Exclusively with ZL7T blogger, the French authorities have approved the testing of electronic chips that are implanted under the eyes to treat diseases causing blindness. These chips could potentially offer hope to the blind by restoring their sight.

The French project has gained approval to experiment with implanting these chips in 5 blind individuals suffering from long-term vision loss, specifically macular degeneration. This endeavor aims to restore the gift of sight to individuals who are 50 years old.

The "Pixium" company has clarified that the electronic chips, known as "Prima," facilitate electrical stimuli between the brain and the eye. These chips are incredibly small, measuring no more than one-third the size of a human hair.

Mechanism Behind the "Prima" Chips for Restoring Vision in the Blind

Prima chips operate by receiving images captured by a camera worn by the blind individuals. Subsequently, these images are sent to a computer which converts them for transmission to the chips. The chips then relay the processed image to the brain.

Challenges Facing the Implementation of Electronic Chips

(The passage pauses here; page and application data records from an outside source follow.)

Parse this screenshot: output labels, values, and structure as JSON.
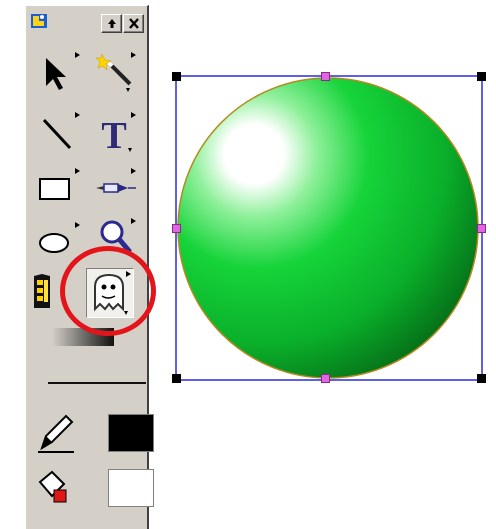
{
  "palette": {
    "title_bar": {
      "app_icon": "app-logo-icon",
      "buttons": [
        {
          "name": "dock-button",
          "icon": "up-arrow-icon"
        },
        {
          "name": "close-button",
          "icon": "close-icon"
        }
      ]
    },
    "tools": [
      {
        "name": "tool-select",
        "icon": "arrow-pointer-icon",
        "flyout": true
      },
      {
        "name": "tool-magic-wand",
        "icon": "magic-wand-icon",
        "flyout": true
      },
      {
        "name": "tool-line",
        "icon": "line-icon",
        "flyout": true
      },
      {
        "name": "tool-text",
        "icon": "text-T-icon",
        "label": "T",
        "flyout": true
      },
      {
        "name": "tool-rectangle",
        "icon": "rectangle-icon",
        "flyout": true
      },
      {
        "name": "tool-pen",
        "icon": "pen-nib-icon",
        "flyout": true
      },
      {
        "name": "tool-ellipse",
        "icon": "ellipse-icon",
        "flyout": true
      },
      {
        "name": "tool-zoom",
        "icon": "magnifier-icon",
        "flyout": true
      },
      {
        "name": "tool-film",
        "icon": "film-strip-icon",
        "flyout": false
      },
      {
        "name": "tool-ghost",
        "icon": "ghost-icon",
        "flyout": true,
        "selected": true,
        "highlighted": true
      },
      {
        "name": "tool-gradient",
        "icon": "gradient-icon",
        "flyout": false
      }
    ],
    "stroke_color": "#000000",
    "fill_color": "#ffffff",
    "highlight_color": "#e4141b"
  },
  "canvas": {
    "object": "green-sphere",
    "sphere_color": "#0fbf30",
    "selection_color": "#2a2ae0"
  }
}
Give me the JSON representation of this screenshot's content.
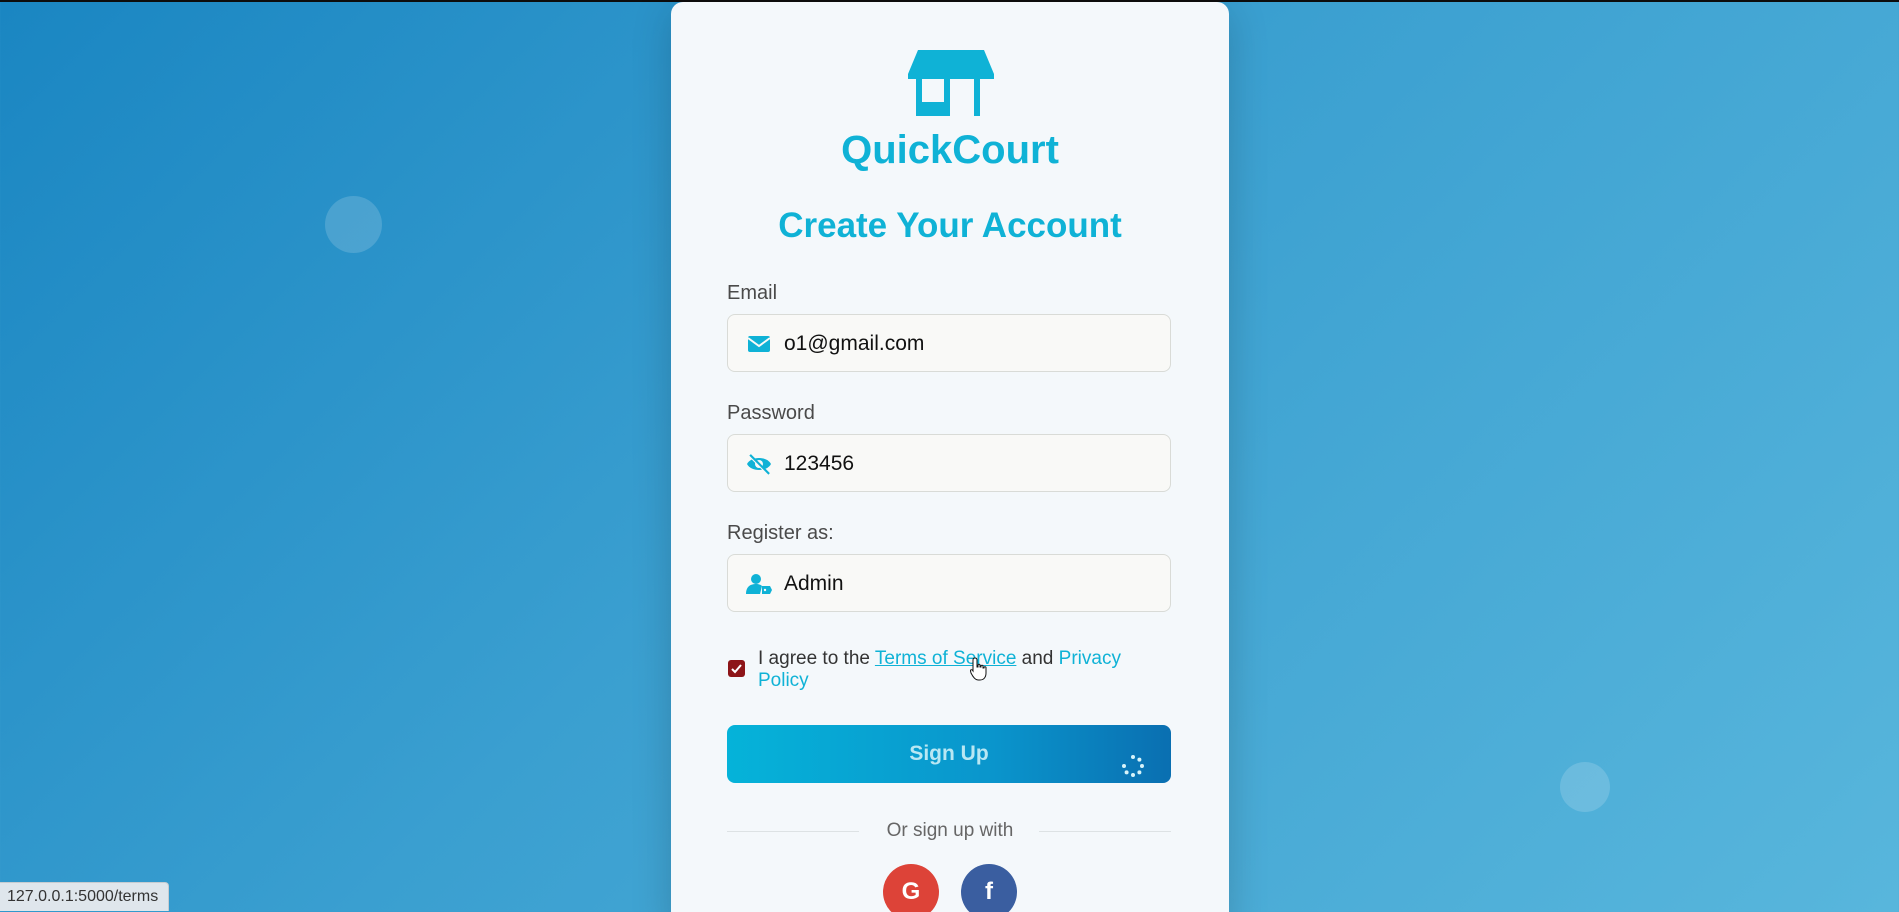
{
  "brand": {
    "name": "QuickCourt",
    "logo_icon": "store-icon",
    "color": "#0fb2d6"
  },
  "form": {
    "heading": "Create Your Account",
    "email": {
      "label": "Email",
      "value": "o1@gmail.com",
      "icon": "envelope-icon"
    },
    "password": {
      "label": "Password",
      "value": "123456",
      "icon": "eye-slash-icon"
    },
    "role": {
      "label": "Register as:",
      "value": "Admin",
      "icon": "user-tag-icon"
    },
    "terms": {
      "checked": true,
      "prefix": "I agree to the",
      "terms_link": "Terms of Service",
      "conjunction": "and",
      "privacy_link": "Privacy Policy"
    },
    "submit_label": "Sign Up",
    "submit_loading": true
  },
  "social": {
    "divider_text": "Or sign up with",
    "google_label": "G",
    "facebook_label": "f"
  },
  "status_bar": {
    "url": "127.0.0.1:5000/terms"
  },
  "colors": {
    "accent": "#0fb2d6",
    "checkbox": "#8d1518",
    "google": "#dd4338",
    "facebook": "#3a5ea0"
  }
}
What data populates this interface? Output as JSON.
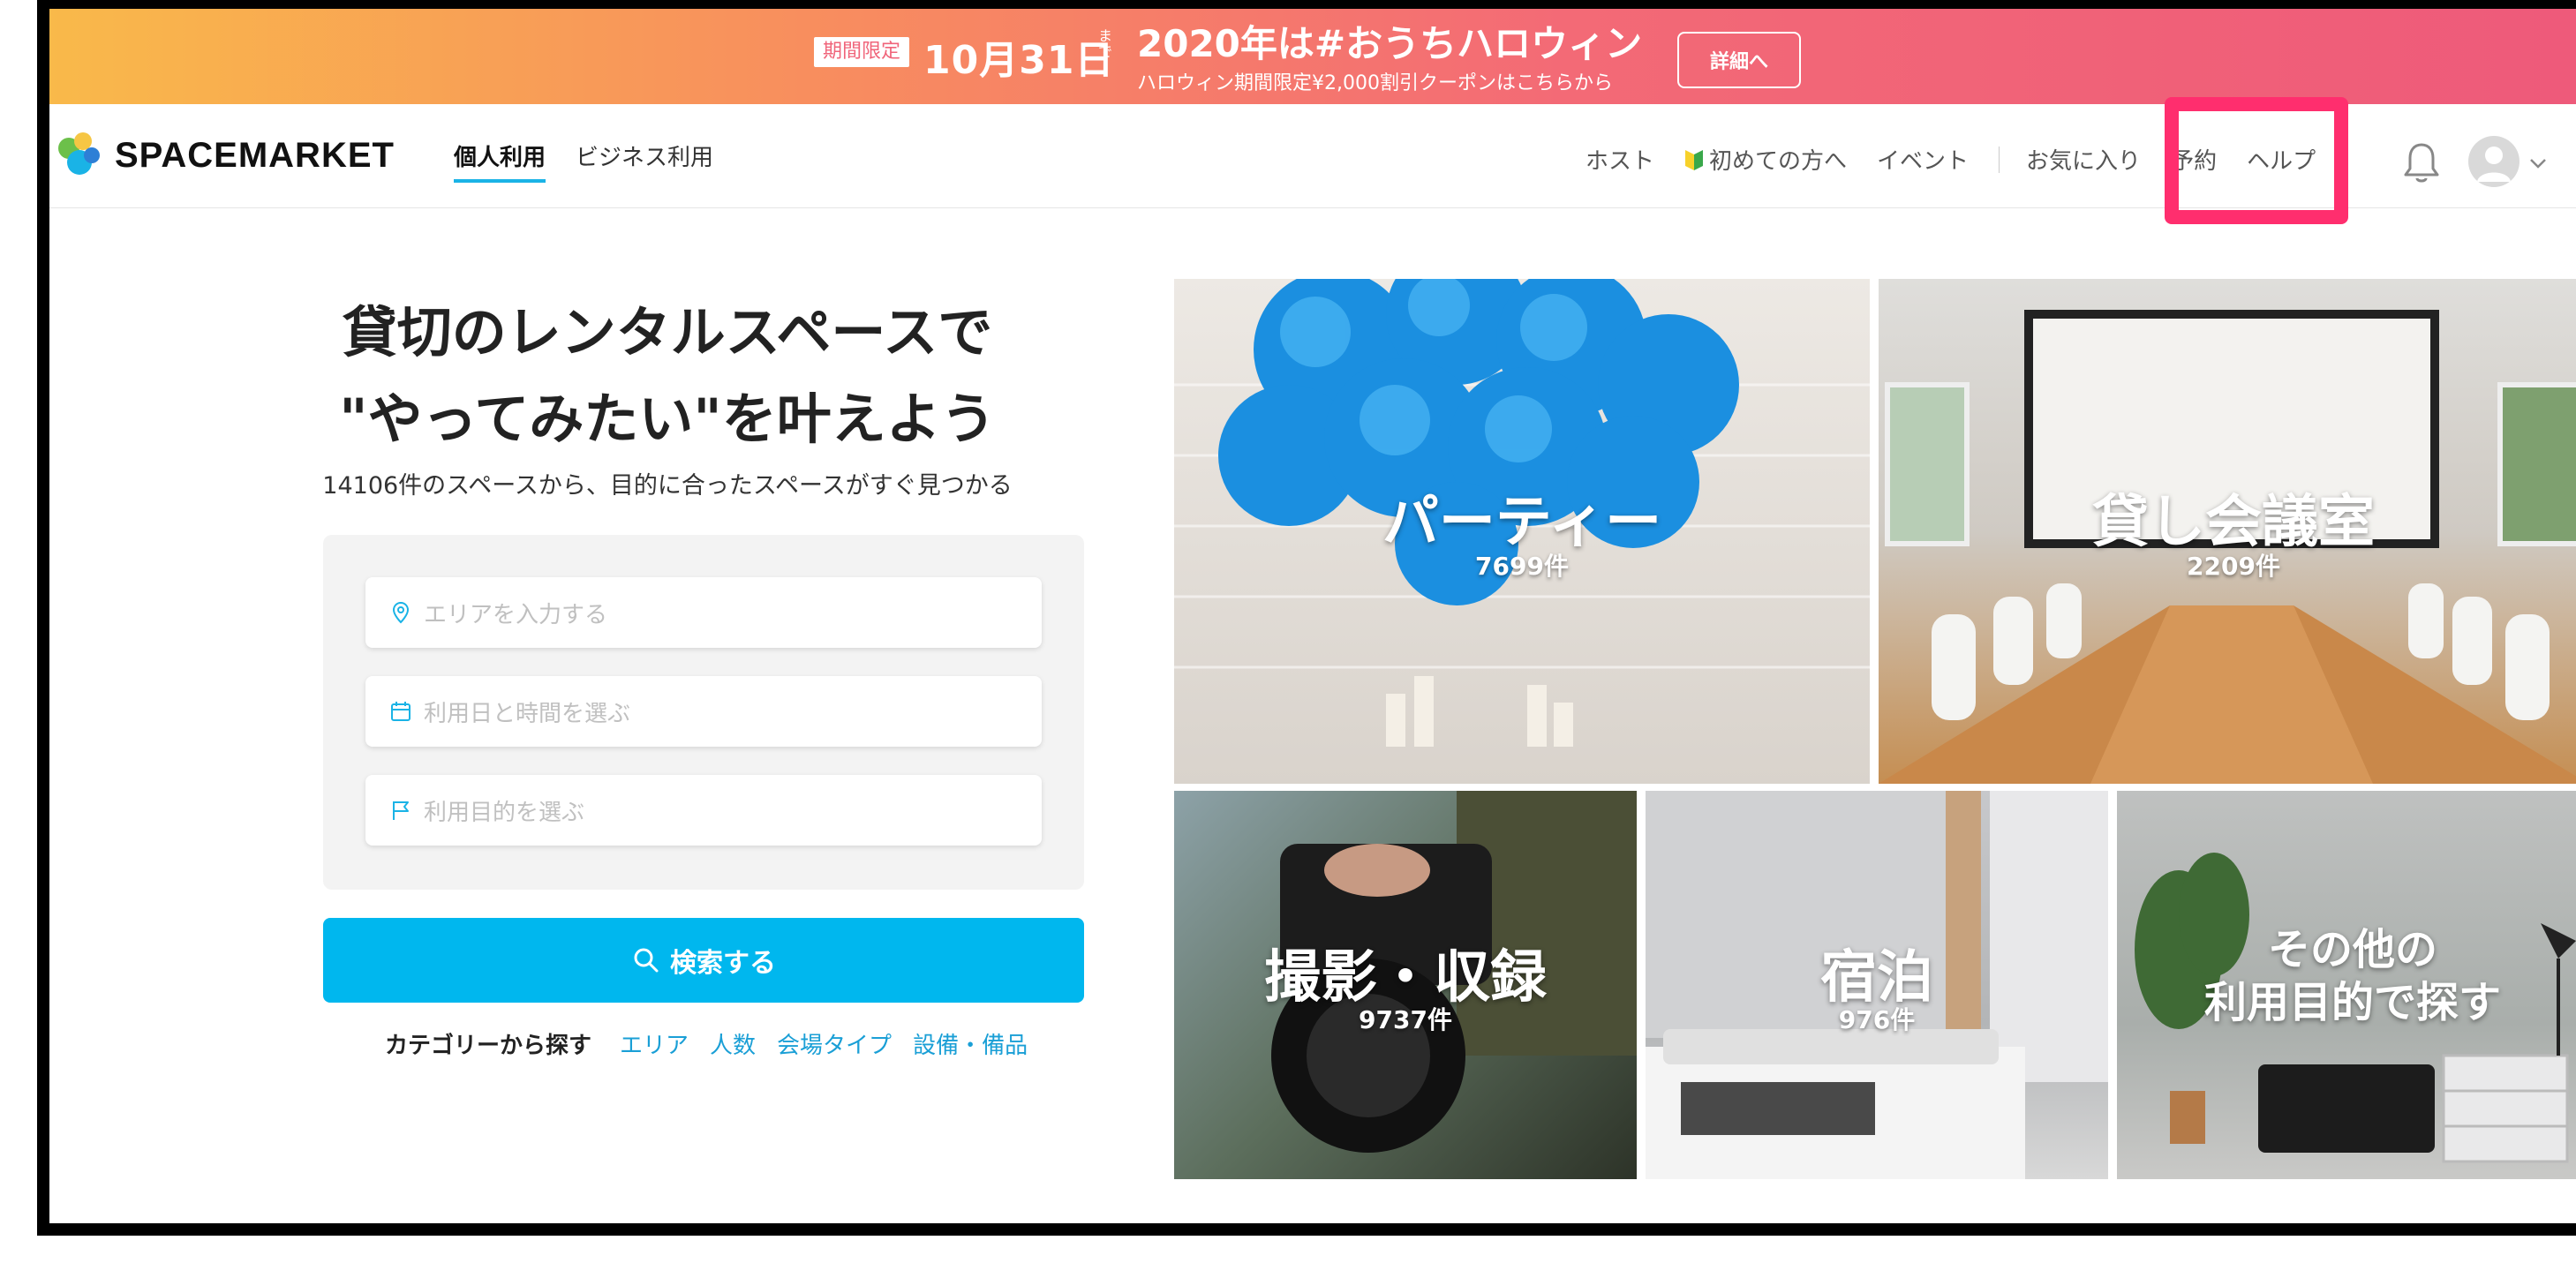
{
  "banner": {
    "tag": "期間限定",
    "date": "10月31日",
    "made": "まで",
    "headline": "2020年は#おうちハロウィン",
    "sub": "ハロウィン期間限定¥2,000割引クーポンはこちらから",
    "detail_label": "詳細へ"
  },
  "nav": {
    "logo": "SPACEMARKET",
    "tabs": [
      {
        "label": "個人利用",
        "active": true
      },
      {
        "label": "ビジネス利用",
        "active": false
      }
    ],
    "links": {
      "host": "ホスト",
      "beginner": "初めての方へ",
      "event": "イベント",
      "favorites": "お気に入り",
      "reservations": "予約",
      "help": "ヘルプ"
    },
    "icons": [
      "beginner-mark-icon",
      "bell-icon",
      "user-avatar-icon",
      "chevron-down-icon"
    ]
  },
  "hero": {
    "title_line1": "貸切のレンタルスペースで",
    "title_line2": "\"やってみたい\"を叶えよう",
    "subtitle": "14106件のスペースから、目的に合ったスペースがすぐ見つかる"
  },
  "search": {
    "area_placeholder": "エリアを入力する",
    "date_placeholder": "利用日と時間を選ぶ",
    "purpose_placeholder": "利用目的を選ぶ",
    "button_label": "検索する"
  },
  "categories": {
    "label": "カテゴリーから探す",
    "links": [
      "エリア",
      "人数",
      "会場タイプ",
      "設備・備品"
    ]
  },
  "tiles": {
    "party": {
      "title": "パーティー",
      "count": "7699件"
    },
    "meeting": {
      "title": "貸し会議室",
      "count": "2209件"
    },
    "photo": {
      "title": "撮影・収録",
      "count": "9737件"
    },
    "stay": {
      "title": "宿泊",
      "count": "976件"
    },
    "other": {
      "title_line1": "その他の",
      "title_line2": "利用目的で探す"
    }
  },
  "colors": {
    "accent": "#00b7ee",
    "link": "#1a9fd6",
    "highlight": "#ff2e6e",
    "banner_start": "#f9b94a",
    "banner_end": "#ee5a7a"
  }
}
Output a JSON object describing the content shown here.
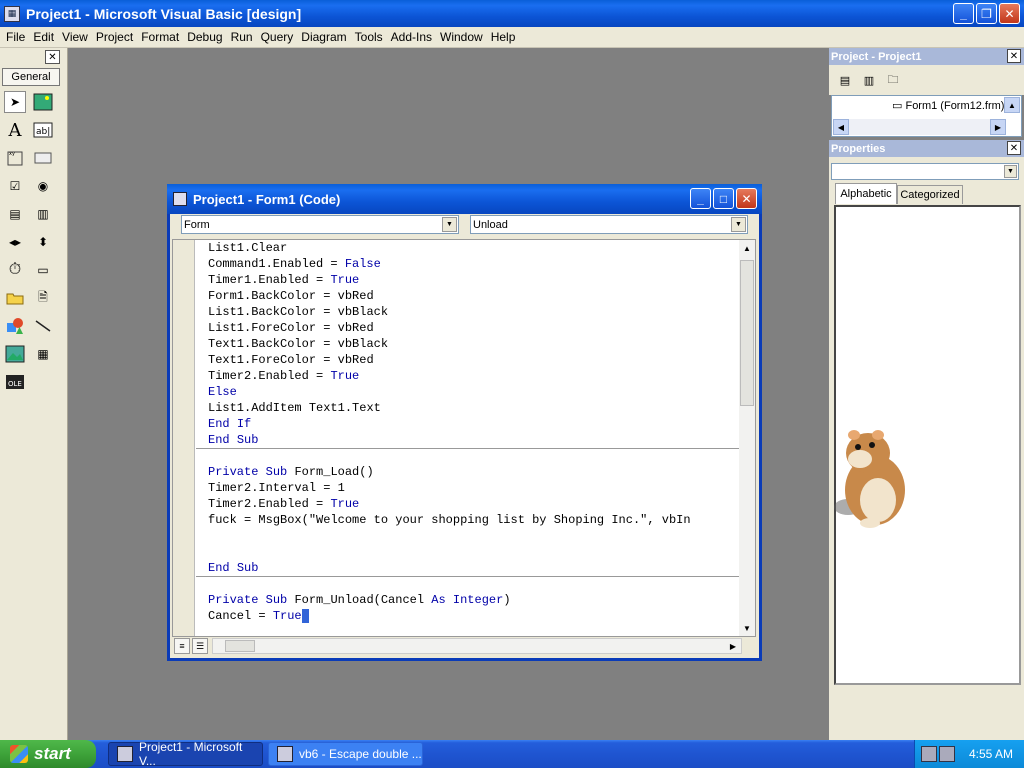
{
  "window": {
    "title": "Project1 - Microsoft Visual Basic [design]"
  },
  "menu": [
    "File",
    "Edit",
    "View",
    "Project",
    "Format",
    "Debug",
    "Run",
    "Query",
    "Diagram",
    "Tools",
    "Add-Ins",
    "Window",
    "Help"
  ],
  "toolbox": {
    "tab_label": "General"
  },
  "project": {
    "title": "Project - Project1",
    "tree_item": "Form1 (Form12.frm)"
  },
  "properties": {
    "title": "Properties",
    "tabs": [
      "Alphabetic",
      "Categorized"
    ]
  },
  "code_window": {
    "title": "Project1 - Form1 (Code)",
    "object_combo": "Form",
    "procedure_combo": "Unload",
    "lines": [
      "List1.Clear",
      "Command1.Enabled = False",
      "Timer1.Enabled = True",
      "Form1.BackColor = vbRed",
      "List1.BackColor = vbBlack",
      "List1.ForeColor = vbRed",
      "Text1.BackColor = vbBlack",
      "Text1.ForeColor = vbRed",
      "Timer2.Enabled = True",
      "Else",
      "List1.AddItem Text1.Text",
      "End If",
      "End Sub",
      "",
      "Private Sub Form_Load()",
      "Timer2.Interval = 1",
      "Timer2.Enabled = True",
      "fuck = MsgBox(\"Welcome to your shopping list by Shoping Inc.\", vbIn",
      "",
      "",
      "End Sub",
      "",
      "Private Sub Form_Unload(Cancel As Integer)",
      "Cancel = True"
    ]
  },
  "taskbar": {
    "start_label": "start",
    "tasks": [
      "Project1 - Microsoft V...",
      "vb6 - Escape double ..."
    ],
    "clock": "4:55 AM"
  }
}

A persisting challenge involves deciphering the code through which the brain processes the information transmitted between the eye and the brain. This code varies from person to person. It is anticipated that the installation of these electronic chips will commence once PIXIUM obtains approval from the Food and Drug Administration.